It was a simple metal fish that hung on a wall. Initially.  A rainbow trout, larger than life size and faithfully painted by a somewhat famous artist.  It was constructed in two halves, a seam running lengthwise but invisible behind the paint. It had hung for years in the home office of Henry Hyde.

When the home burned to the ground in 1791 the fish fell from the wall and broke in half. Workers cleaning up the site did not pay particular attention to either half and so it fell into workers hard working hands. Each half found its separate way to humble digs where breakfast consisted of porridge and week old bread and leaving before dawn for the days work. The fish halves lay in the separate  burrows of an attic or basement corner it’s paint absorbing the moisture and maw of an atmosphere eager to perform its dance of eternity on the scaly skin.

Only a diet poor child could relish the half of a metal fish found by chance in gramma’s basement but that is exactly what happened. Emma took a rag nearby,  dusted the fish and to her delight discovered the iridescence that remained. To her young heart it was a whole and beautiful fish. Her imagination filled in the missing top half to perfection. Gramma made it hers, a gift to cherish for life.

The top half of the fish sailed across the Atlantic in the footlocker of a young immigrant to the United States in the late 1800s. Customs officials questioned Anthony with a smile, wondering what was important enough about a half metal fish to take up so much valuable space in his single footlocker. Anthony shrugged and smiled back. It would grace his office bookshelf for years, imagination painting in the bottom half hidden by Tennessee walnut shelving.

The fish halves immigrated nearly 100 years apart to America, Emma’s half now in the family of her great grand daughter, also named Emma.  They lived together in Groton, Connecticut  where nuclear submarines also home ported. A family, all the submariners, and one of Emma’s had been lost aboard a nuclear submarine many years before. Her family stayed in Groton and the bottom half of the fish decorated Emma’s bedroom window sill.

When the Twin Towers collapsed in 2001 the  upper half of the fish, once again after 200 plus years, found itself in the middle of disaster. It had survived before. It would again.  A fireman picked it out of the rubble and looked up to the sky, unsure for an instant why. He took the fish home and away from the misery enveloping him.
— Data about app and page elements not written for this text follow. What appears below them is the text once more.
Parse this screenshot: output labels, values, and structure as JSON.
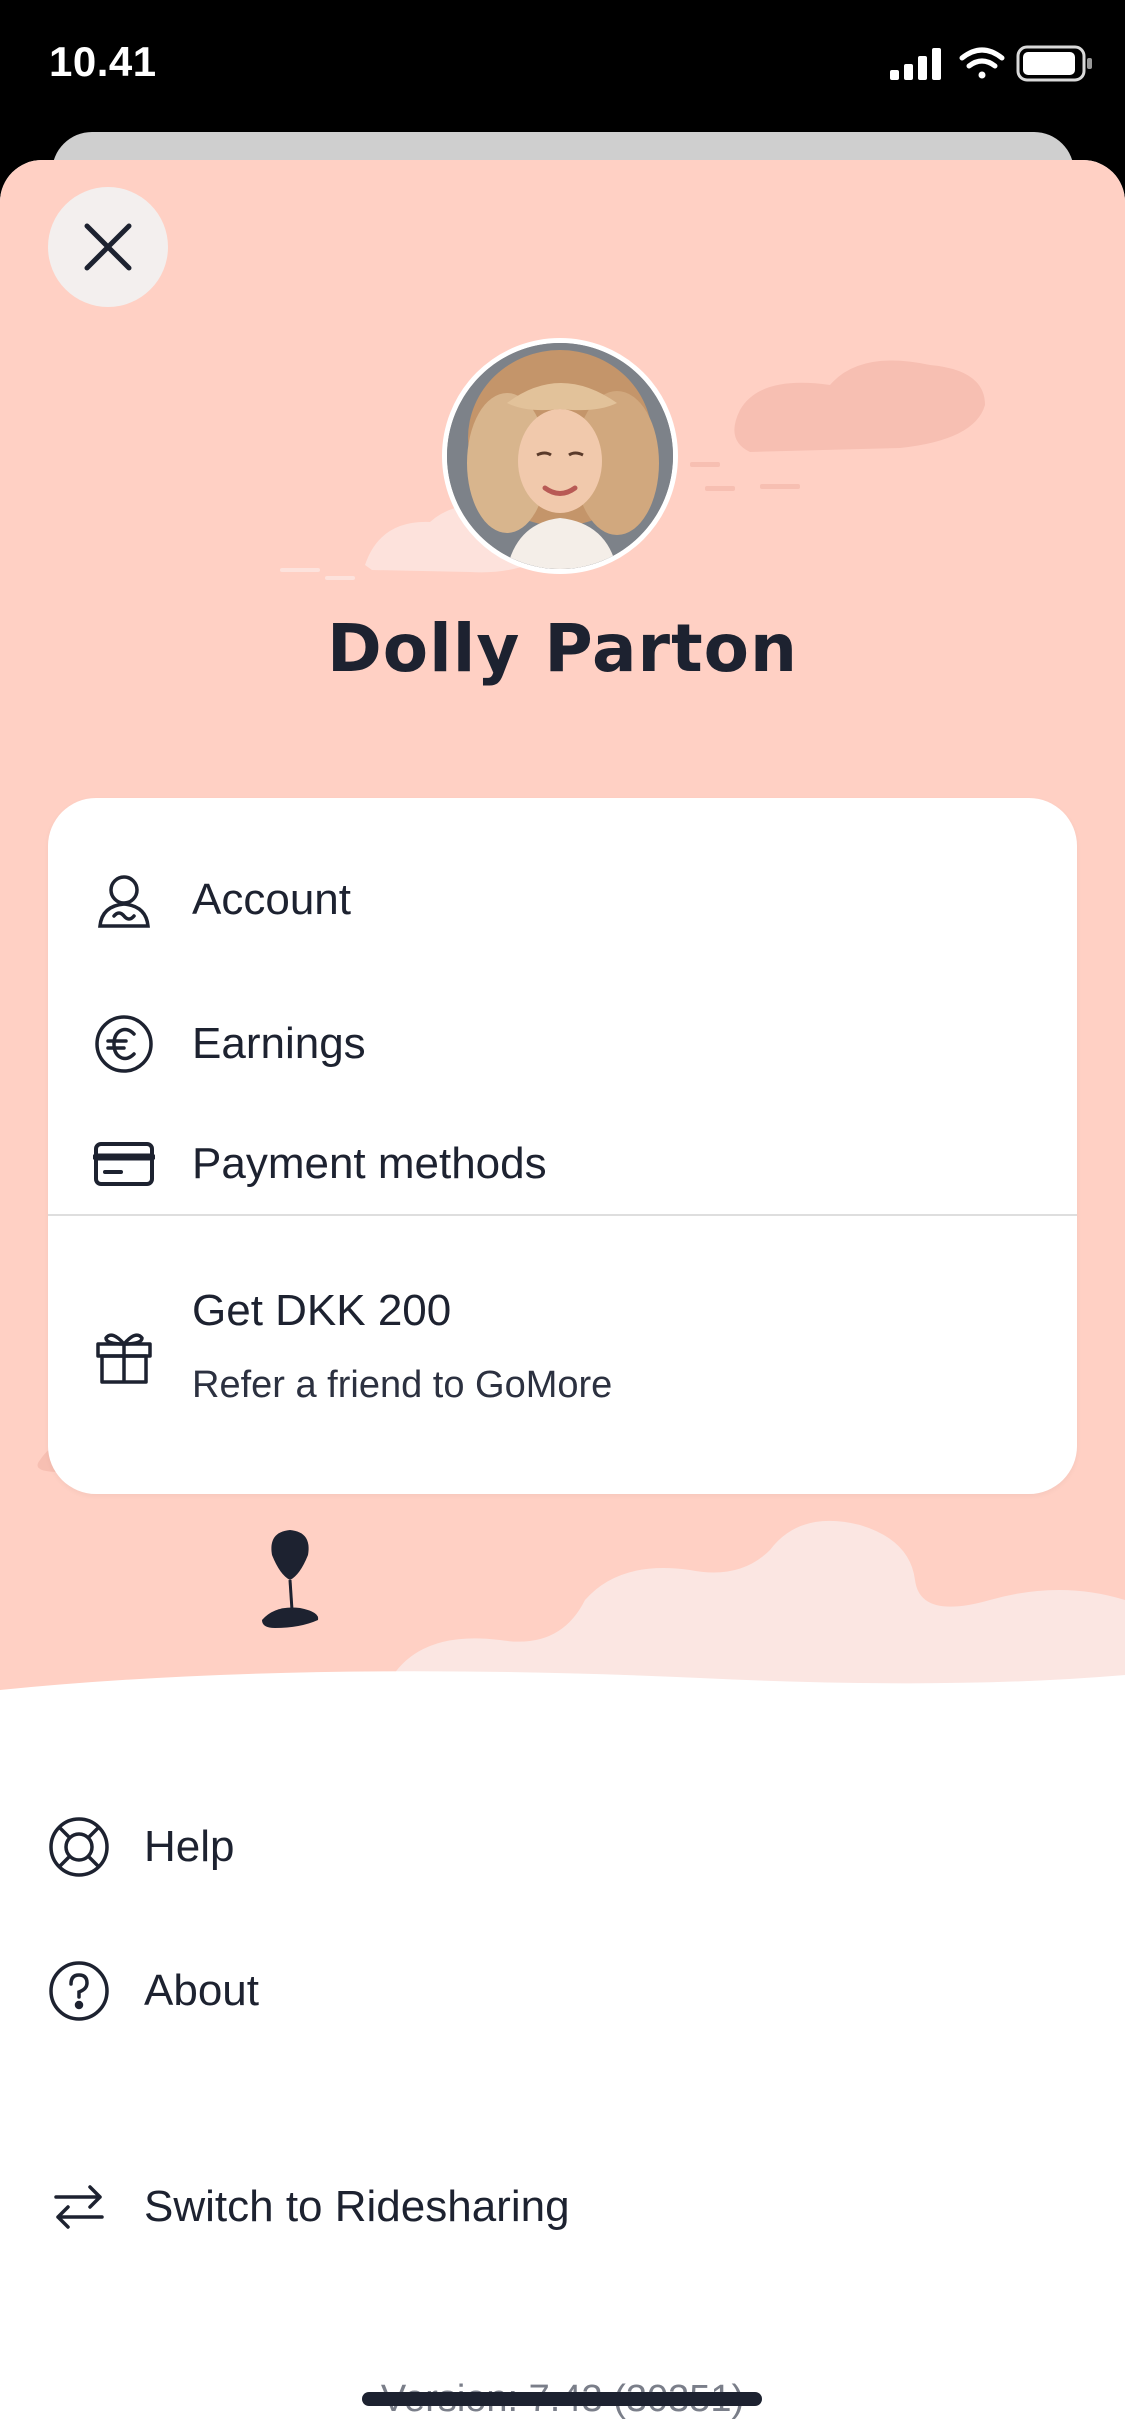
{
  "status_bar": {
    "time": "10.41"
  },
  "profile": {
    "name": "Dolly Parton"
  },
  "card_menu": {
    "items": [
      {
        "label": "Account",
        "icon": "user-icon"
      },
      {
        "label": "Earnings",
        "icon": "euro-icon"
      },
      {
        "label": "Payment methods",
        "icon": "credit-card-icon"
      }
    ],
    "referral": {
      "title": "Get DKK 200",
      "subtitle": "Refer a friend to GoMore",
      "icon": "gift-icon"
    }
  },
  "bottom_menu": {
    "items": [
      {
        "label": "Help",
        "icon": "lifebuoy-icon"
      },
      {
        "label": "About",
        "icon": "question-icon"
      },
      {
        "label": "Switch to Ridesharing",
        "icon": "swap-arrows-icon"
      }
    ]
  },
  "footer": {
    "version": "Version: 7.43 (30351)"
  },
  "colors": {
    "hero_background": "#ffd0c4",
    "text": "#1d2230",
    "card": "#ffffff"
  }
}
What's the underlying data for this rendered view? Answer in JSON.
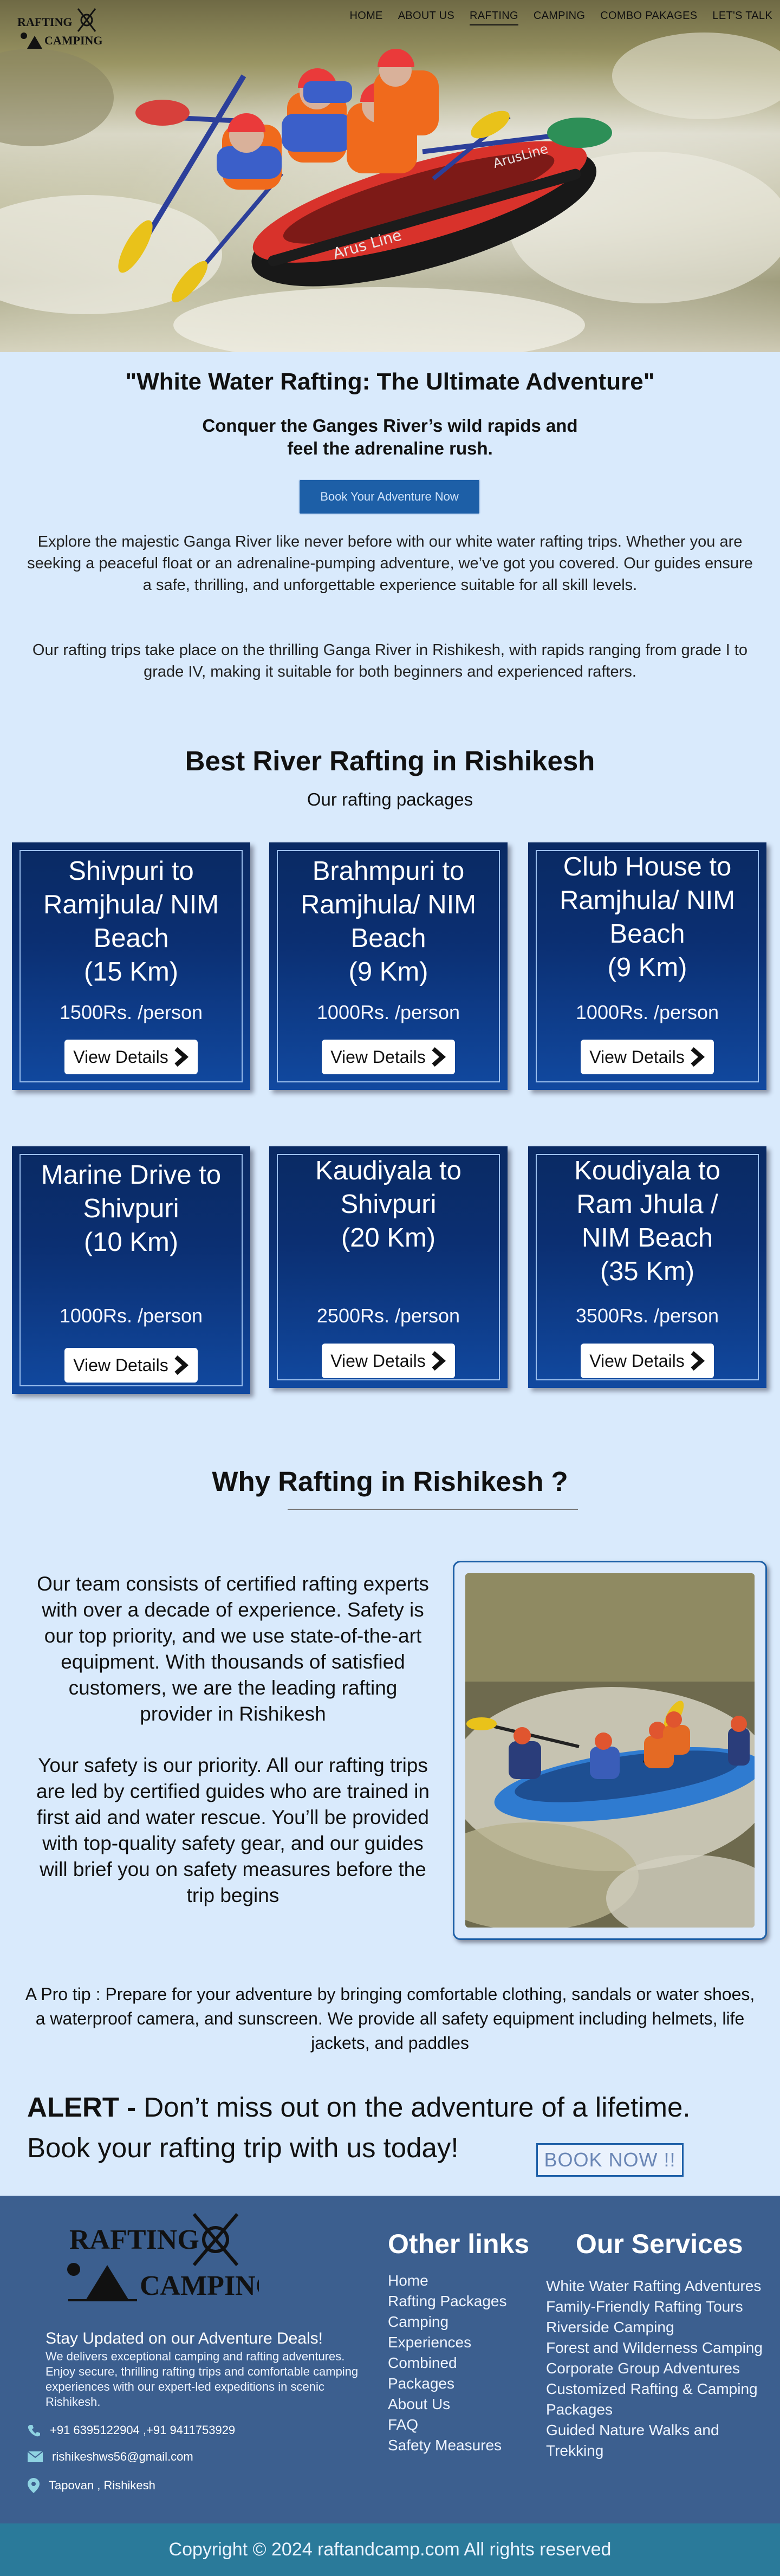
{
  "brand": {
    "line1": "RAFTING",
    "line2": "CAMPING"
  },
  "nav": {
    "items": [
      {
        "label": "HOME"
      },
      {
        "label": "ABOUT US"
      },
      {
        "label": "RAFTING"
      },
      {
        "label": "CAMPING"
      },
      {
        "label": "COMBO PAKAGES"
      },
      {
        "label": "LET'S TALK"
      }
    ],
    "active": "RAFTING"
  },
  "hero": {
    "boat_text_1": "ArusLine",
    "boat_text_2": "Arus Line"
  },
  "intro": {
    "title": "\"White Water Rafting: The Ultimate Adventure\"",
    "subtitle": "Conquer the Ganges River’s wild rapids and feel the adrenaline rush.",
    "button": "Book Your Adventure Now",
    "para1": "Explore the majestic Ganga River like never before with our white water rafting trips. Whether you are seeking a peaceful float or an adrenaline-pumping adventure, we’ve got you covered. Our guides ensure a safe, thrilling, and unforgettable experience suitable for all skill levels.",
    "para2": "Our rafting trips take place on the thrilling Ganga River in Rishikesh, with rapids ranging from grade I to grade IV, making it suitable for both beginners and experienced rafters."
  },
  "packages": {
    "title": "Best River Rafting in Rishikesh",
    "subtitle": "Our rafting packages",
    "button_label": "View Details",
    "items": [
      {
        "name": "Shivpuri to Ramjhula/ NIM Beach",
        "distance": "(15 Km)",
        "price": "1500Rs. /person"
      },
      {
        "name": "Brahmpuri to Ramjhula/ NIM Beach",
        "distance": "(9 Km)",
        "price": "1000Rs. /person"
      },
      {
        "name": "Club House to Ramjhula/ NIM Beach",
        "distance": "(9 Km)",
        "price": "1000Rs. /person"
      },
      {
        "name": "Marine Drive to Shivpuri",
        "distance": "(10 Km)",
        "price": "1000Rs. /person"
      },
      {
        "name": "Kaudiyala to Shivpuri",
        "distance": "(20 Km)",
        "price": "2500Rs. /person"
      },
      {
        "name": "Koudiyala to Ram Jhula / NIM Beach",
        "distance": "(35 Km)",
        "price": "3500Rs. /person"
      }
    ]
  },
  "why": {
    "title": "Why Rafting in Rishikesh ?",
    "para1": "Our team consists of certified rafting experts with over a decade of experience. Safety is our top priority, and we use state-of-the-art equipment. With thousands of satisfied customers, we are the leading rafting provider in Rishikesh",
    "para2": "Your safety is our priority. All our rafting trips are led by certified guides who are trained in first aid and water rescue. You’ll be provided with top-quality safety gear, and our guides will brief you on safety measures before the trip begins"
  },
  "tip": {
    "label": "A Pro tip",
    "text": ": Prepare for your adventure by bringing comfortable clothing, sandals or water shoes, a waterproof camera, and sunscreen. We provide all safety equipment including helmets, life jackets, and paddles"
  },
  "alert": {
    "label": "ALERT -",
    "line1": "Don’t miss out on the adventure of a lifetime.",
    "line2": "Book your rafting trip with us today!",
    "button": "BOOK NOW !!"
  },
  "footer": {
    "heading": "Stay Updated on our Adventure Deals!",
    "description": "We delivers exceptional camping and rafting adventures. Enjoy secure, thrilling rafting trips and comfortable camping experiences with our expert-led expeditions in scenic Rishikesh.",
    "phone": "+91 6395122904 ,+91 9411753929",
    "email": "rishikeshws56@gmail.com",
    "address": "Tapovan , Rishikesh",
    "links_title": "Other links",
    "links": [
      "Home",
      "Rafting Packages",
      "Camping",
      "Experiences",
      "Combined",
      "Packages",
      "About Us",
      "FAQ",
      "Safety Measures"
    ],
    "services_title": "Our Services",
    "services": [
      "White Water Rafting Adventures",
      "Family-Friendly Rafting Tours",
      "Riverside Camping",
      "Forest and Wilderness Camping",
      "Corporate Group Adventures",
      "Customized Rafting & Camping",
      "Packages",
      "Guided Nature Walks and",
      "Trekking"
    ],
    "copyright": "Copyright © 2024 raftandcamp.com All rights reserved"
  },
  "colors": {
    "page_bg": "#d9eafc",
    "accent": "#1d5fa7",
    "card_dark": "#0a2a63",
    "footer_bg": "#3c5f8f",
    "copyright_bg": "#2a7a9a"
  }
}
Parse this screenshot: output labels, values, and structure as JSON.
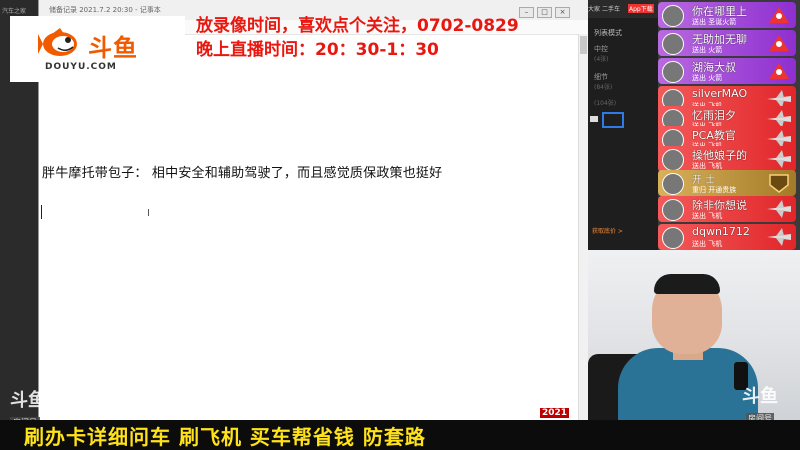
{
  "left_strip": {
    "text": "汽车之家"
  },
  "notepad": {
    "title": "储备记录 2021.7.2 20:30 - 记事本",
    "content_line": "胖牛摩托带包子：  相中安全和辅助驾驶了，而且感觉质保政策也挺好"
  },
  "logo": {
    "brand_cn": "斗鱼",
    "brand_en": "DOUYU.COM"
  },
  "announcement": {
    "line1": "放录像时间，喜欢点个关注，0702-0829",
    "line2": "晚上直播时间：20：30-1：30"
  },
  "right_app": {
    "top_items": [
      "大家",
      "二手车",
      "App下载"
    ],
    "mode_label": "列表模式",
    "items": [
      {
        "label": "中控",
        "sub": "(4张)"
      },
      {
        "label": "细节",
        "sub": "(84张)"
      }
    ],
    "count": "(104张)",
    "link": "获取底价 >"
  },
  "gifts": [
    {
      "user": "你在哪里上",
      "action": "送出 圣诞火箭",
      "style": "purple",
      "icon": "rocket-icon"
    },
    {
      "user": "无助加无聊",
      "action": "送出 火箭",
      "style": "purple",
      "icon": "rocket-icon"
    },
    {
      "user": "湖海大叔",
      "action": "送出 火箭",
      "style": "purple",
      "icon": "rocket-icon"
    },
    {
      "user": "silverMAO",
      "action": "送出 飞机",
      "style": "red",
      "icon": "plane-icon"
    },
    {
      "user": "忆雨泪夕",
      "action": "送出 飞机",
      "style": "red",
      "icon": "plane-icon"
    },
    {
      "user": "PCA教官",
      "action": "送出 飞机",
      "style": "red",
      "icon": "plane-icon"
    },
    {
      "user": "操他娘子的",
      "action": "送出 飞机",
      "style": "red",
      "icon": "plane-icon"
    },
    {
      "user": "开 士",
      "action": "重归 开通贵族",
      "style": "gold",
      "icon": "noble-badge-icon"
    },
    {
      "user": "除非你想说",
      "action": "送出 飞机",
      "style": "red",
      "icon": "plane-icon"
    },
    {
      "user": "dqwn1712",
      "action": "送出 飞机",
      "style": "red",
      "icon": "plane-icon"
    }
  ],
  "watermark_left": {
    "brand": "斗鱼",
    "tag": "房间号"
  },
  "watermark_right": {
    "brand": "斗鱼",
    "tag": "房间号",
    "room": "549040"
  },
  "year_badge": "2021",
  "ticker": "刷办卡详细问车  刷飞机 买车帮省钱  防套路",
  "colors": {
    "announcement": "#e8170f",
    "ticker": "#ffe21a",
    "gift_purple": "#a24fd8",
    "gift_red": "#e8363a",
    "gift_gold": "#c09a44",
    "douyu_orange": "#f25a00"
  }
}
The fireman’s son raised goats. And fished. When he saw the fish his father had brought home from ground zero he had to have it.  His imagination saw a whole fish, complete in every detail. Peter, the simple goat herder as he often joked, placed the fish in the rear window of his pickup as he drove home, a forty mile drive. He enjoyed the view of his fish in his rear view mirror.

Stopping for groceries at his local Hyde’s supermarket,  he planned to buy some fresh vegetables to mix with Rice a Roni for dinner. A young bachelor rarely plans his next meal too far in advance.

The open parking space beside his pickup was occupied by a white Lexus. Emma’s parents. When Emma and Peter walked out of the supermarket moments apart they arrived at nearly the same instant to their time travel vehicles. Emma saw the fish in John’s rear window and with eyes inquisitive, spoke first.

The Rainbow. A simple fish.